Attack surface

Despite most of the existing code in Android being in C/C++, most of Android’s API surface is implemented in Java. This means that Java is disproportionately represented in the OS’s attack surface that is reachable by apps. This provides an important security property: most of the attack surface that’s reachable by apps isn’t susceptible to memory corruption bugs. It also means that we would expect Java to be over-represented when looking at non-memory safety vulnerabilities. It’s important to note however that types of vulnerabilities that we’re seeing in Java are largely logic bugs, and as mentioned above, generally lower in severity. Going forward, we will be exploring how Rust’s richer type system can help prevent common types of logic bugs as well.

Google’s ability to react

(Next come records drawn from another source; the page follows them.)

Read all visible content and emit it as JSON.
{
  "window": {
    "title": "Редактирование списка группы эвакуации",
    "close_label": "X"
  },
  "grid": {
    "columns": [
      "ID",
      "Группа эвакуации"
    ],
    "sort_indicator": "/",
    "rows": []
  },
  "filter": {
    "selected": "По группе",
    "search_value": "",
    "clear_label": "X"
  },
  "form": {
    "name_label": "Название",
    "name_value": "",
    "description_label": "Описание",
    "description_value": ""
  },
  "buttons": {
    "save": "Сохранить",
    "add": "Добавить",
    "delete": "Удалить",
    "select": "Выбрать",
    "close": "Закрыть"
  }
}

With the vulnerability types we’re seeing now, Google’s ability to detect and prevent misuse is considerably better. Apps are scanned to help detect misuse of APIs before being published on the Play store and Google Play Protect warns users if they have abusive apps installed.

What’s next?

Migrating away from C/C++ is challenging, but we’re making progress. Rust use is growing in the Android platform, but that’s not the end of the story. To meet the goals of improving security, stability, and quality Android-wide, we need to be able to use Rust anywhere in the codebase that native code is required. We’re implementing userspace HALs in Rust. We’re adding support for Rust in Trusted Applications. We’ve migrated VM firmware in the Android Virtualization Framework to Rust. With support for Rust landing in Linux 6.1 we’re excited to bring memory-safety to the kernel, starting with kernel drivers.

As Android migrates away from C/C++ to Java/Kotlin/Rust, we expect the number of memory safety vulnerabilities to continue to fall. Here’s to a future where memory corruption bugs on Android are rare!

Kategorie: Hacking & Security